**Aim of the exercise**
Below are the records; count how many of their lines carry "thumbnail" and give only the number.

____ Stored data

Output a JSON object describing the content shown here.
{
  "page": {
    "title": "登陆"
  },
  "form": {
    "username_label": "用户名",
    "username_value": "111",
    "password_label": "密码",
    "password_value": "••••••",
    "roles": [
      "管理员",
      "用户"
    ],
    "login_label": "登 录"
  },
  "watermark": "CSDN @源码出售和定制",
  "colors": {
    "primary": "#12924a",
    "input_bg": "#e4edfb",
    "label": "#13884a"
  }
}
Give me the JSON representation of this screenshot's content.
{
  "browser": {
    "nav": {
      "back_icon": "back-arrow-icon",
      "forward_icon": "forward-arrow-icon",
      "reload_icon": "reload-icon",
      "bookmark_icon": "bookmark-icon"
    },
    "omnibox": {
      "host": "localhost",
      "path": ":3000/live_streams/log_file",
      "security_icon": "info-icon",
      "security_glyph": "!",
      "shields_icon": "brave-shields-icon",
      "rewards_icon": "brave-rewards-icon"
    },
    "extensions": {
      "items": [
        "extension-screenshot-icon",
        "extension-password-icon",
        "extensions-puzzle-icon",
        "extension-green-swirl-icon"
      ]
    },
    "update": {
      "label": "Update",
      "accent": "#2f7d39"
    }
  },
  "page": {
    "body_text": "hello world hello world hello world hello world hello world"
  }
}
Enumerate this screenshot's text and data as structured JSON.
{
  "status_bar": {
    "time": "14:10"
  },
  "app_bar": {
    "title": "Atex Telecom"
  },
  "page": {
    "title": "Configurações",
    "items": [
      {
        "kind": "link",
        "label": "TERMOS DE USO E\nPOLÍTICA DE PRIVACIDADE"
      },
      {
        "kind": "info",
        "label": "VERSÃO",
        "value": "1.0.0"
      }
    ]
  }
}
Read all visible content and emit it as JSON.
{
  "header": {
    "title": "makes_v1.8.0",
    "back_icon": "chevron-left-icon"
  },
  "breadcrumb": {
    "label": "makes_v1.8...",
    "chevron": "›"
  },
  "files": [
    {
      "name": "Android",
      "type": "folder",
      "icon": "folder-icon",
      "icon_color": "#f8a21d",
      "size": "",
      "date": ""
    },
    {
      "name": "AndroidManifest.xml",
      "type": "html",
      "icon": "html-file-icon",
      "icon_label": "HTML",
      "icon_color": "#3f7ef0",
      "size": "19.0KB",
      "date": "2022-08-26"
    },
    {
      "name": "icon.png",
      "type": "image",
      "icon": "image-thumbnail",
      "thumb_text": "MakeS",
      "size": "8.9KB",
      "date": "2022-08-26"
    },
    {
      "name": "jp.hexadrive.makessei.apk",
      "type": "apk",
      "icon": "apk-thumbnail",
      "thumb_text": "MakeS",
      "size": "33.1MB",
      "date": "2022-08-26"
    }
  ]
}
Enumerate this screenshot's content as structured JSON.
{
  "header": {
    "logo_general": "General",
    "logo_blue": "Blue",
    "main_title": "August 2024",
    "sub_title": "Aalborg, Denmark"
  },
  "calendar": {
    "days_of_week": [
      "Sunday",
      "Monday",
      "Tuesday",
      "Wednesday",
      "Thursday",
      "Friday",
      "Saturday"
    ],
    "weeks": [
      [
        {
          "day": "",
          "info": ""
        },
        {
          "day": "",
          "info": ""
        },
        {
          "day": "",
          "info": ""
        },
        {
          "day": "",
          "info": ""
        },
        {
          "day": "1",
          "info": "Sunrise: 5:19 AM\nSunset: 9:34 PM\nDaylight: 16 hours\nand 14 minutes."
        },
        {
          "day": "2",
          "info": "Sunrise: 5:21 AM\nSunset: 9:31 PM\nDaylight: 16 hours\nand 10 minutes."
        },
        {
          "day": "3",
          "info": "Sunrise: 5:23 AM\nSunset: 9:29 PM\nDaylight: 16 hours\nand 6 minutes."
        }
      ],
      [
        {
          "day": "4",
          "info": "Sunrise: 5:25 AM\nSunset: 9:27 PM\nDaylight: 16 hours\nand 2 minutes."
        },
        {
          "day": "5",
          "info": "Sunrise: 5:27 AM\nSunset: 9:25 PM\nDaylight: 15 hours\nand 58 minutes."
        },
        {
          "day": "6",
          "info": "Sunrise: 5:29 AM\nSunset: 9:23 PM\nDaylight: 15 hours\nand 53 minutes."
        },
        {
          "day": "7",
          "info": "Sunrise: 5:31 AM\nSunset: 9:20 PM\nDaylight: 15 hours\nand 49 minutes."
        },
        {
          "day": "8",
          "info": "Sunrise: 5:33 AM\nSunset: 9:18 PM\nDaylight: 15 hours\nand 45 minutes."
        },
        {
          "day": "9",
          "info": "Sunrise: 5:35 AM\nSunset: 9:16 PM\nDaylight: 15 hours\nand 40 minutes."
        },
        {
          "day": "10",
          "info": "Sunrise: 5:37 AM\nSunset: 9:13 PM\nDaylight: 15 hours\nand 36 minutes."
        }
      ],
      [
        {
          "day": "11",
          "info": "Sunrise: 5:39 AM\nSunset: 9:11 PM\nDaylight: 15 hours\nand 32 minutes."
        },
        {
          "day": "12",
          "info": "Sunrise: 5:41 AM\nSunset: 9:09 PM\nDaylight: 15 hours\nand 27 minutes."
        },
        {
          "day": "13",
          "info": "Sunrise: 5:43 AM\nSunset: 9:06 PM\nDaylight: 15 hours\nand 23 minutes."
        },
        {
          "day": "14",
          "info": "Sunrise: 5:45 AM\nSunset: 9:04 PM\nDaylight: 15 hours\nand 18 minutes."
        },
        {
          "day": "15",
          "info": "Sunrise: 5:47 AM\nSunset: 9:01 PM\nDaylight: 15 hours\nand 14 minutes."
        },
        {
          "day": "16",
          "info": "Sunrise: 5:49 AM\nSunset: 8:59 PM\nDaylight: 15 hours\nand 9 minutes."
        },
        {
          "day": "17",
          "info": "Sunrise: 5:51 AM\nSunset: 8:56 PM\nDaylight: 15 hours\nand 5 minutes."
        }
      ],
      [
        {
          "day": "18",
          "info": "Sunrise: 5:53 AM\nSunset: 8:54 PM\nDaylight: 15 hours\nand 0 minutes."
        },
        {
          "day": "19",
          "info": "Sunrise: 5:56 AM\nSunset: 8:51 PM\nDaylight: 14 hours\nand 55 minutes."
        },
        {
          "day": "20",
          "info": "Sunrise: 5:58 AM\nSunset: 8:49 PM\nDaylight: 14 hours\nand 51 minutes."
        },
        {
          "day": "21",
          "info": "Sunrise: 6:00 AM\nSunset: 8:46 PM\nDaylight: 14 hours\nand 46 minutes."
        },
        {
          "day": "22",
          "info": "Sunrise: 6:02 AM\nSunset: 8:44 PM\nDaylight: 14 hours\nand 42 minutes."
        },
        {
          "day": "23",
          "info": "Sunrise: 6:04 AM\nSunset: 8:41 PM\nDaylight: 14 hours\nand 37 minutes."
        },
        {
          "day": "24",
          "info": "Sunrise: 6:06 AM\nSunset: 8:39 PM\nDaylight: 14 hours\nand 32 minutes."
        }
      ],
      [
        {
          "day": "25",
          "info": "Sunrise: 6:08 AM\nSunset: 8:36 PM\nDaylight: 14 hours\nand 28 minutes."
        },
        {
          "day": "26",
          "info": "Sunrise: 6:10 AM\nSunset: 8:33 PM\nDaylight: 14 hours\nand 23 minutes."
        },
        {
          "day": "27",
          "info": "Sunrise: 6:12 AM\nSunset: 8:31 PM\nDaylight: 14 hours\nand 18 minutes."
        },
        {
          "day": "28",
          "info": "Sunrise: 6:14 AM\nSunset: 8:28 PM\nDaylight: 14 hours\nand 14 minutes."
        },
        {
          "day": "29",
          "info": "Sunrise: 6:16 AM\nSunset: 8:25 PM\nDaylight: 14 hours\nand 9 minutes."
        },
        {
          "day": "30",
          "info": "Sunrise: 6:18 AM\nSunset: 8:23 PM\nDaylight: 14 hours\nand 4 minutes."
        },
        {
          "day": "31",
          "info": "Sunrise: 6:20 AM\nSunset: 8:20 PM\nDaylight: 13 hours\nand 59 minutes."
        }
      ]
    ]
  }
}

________

**Written answer**
2